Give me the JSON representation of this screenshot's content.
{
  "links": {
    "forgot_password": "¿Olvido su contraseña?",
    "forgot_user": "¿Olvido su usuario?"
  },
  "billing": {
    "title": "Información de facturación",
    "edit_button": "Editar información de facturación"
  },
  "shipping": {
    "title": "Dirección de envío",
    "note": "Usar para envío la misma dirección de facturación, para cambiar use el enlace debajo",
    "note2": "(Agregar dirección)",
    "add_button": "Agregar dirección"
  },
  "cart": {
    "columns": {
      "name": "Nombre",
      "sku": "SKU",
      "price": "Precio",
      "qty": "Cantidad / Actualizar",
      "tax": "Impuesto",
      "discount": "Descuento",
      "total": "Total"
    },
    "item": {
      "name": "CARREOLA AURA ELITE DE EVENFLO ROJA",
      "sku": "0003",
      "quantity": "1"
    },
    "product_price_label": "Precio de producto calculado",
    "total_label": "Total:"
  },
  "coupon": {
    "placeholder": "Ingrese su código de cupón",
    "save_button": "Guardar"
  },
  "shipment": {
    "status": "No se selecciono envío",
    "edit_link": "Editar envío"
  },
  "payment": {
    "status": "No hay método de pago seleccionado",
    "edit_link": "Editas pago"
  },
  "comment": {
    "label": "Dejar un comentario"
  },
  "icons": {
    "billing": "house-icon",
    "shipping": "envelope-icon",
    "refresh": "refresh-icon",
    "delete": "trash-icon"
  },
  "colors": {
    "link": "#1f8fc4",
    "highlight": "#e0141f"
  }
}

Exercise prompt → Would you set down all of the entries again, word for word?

Solution for this exercise →
Give me the JSON representation of this screenshot's content.
{
  "links": {
    "forgot_password": "¿Olvido su contraseña?",
    "forgot_user": "¿Olvido su usuario?"
  },
  "billing": {
    "title": "Información de facturación",
    "edit_button": "Editar información de facturación"
  },
  "shipping": {
    "title": "Dirección de envío",
    "note": "Usar para envío la misma dirección de facturación, para cambiar use el enlace debajo",
    "note2": "(Agregar dirección)",
    "add_button": "Agregar dirección"
  },
  "cart": {
    "columns": {
      "name": "Nombre",
      "sku": "SKU",
      "price": "Precio",
      "qty": "Cantidad / Actualizar",
      "tax": "Impuesto",
      "discount": "Descuento",
      "total": "Total"
    },
    "item": {
      "name": "CARREOLA AURA ELITE DE EVENFLO ROJA",
      "sku": "0003",
      "quantity": "1"
    },
    "product_price_label": "Precio de producto calculado",
    "total_label": "Total:"
  },
  "coupon": {
    "placeholder": "Ingrese su código de cupón",
    "save_button": "Guardar"
  },
  "shipment": {
    "status": "No se selecciono envío",
    "edit_link": "Editar envío"
  },
  "payment": {
    "status": "No hay método de pago seleccionado",
    "edit_link": "Editas pago"
  },
  "comment": {
    "label": "Dejar un comentario"
  },
  "icons": {
    "billing": "house-icon",
    "shipping": "envelope-icon",
    "refresh": "refresh-icon",
    "delete": "trash-icon"
  },
  "colors": {
    "link": "#1f8fc4",
    "highlight": "#e0141f"
  }
}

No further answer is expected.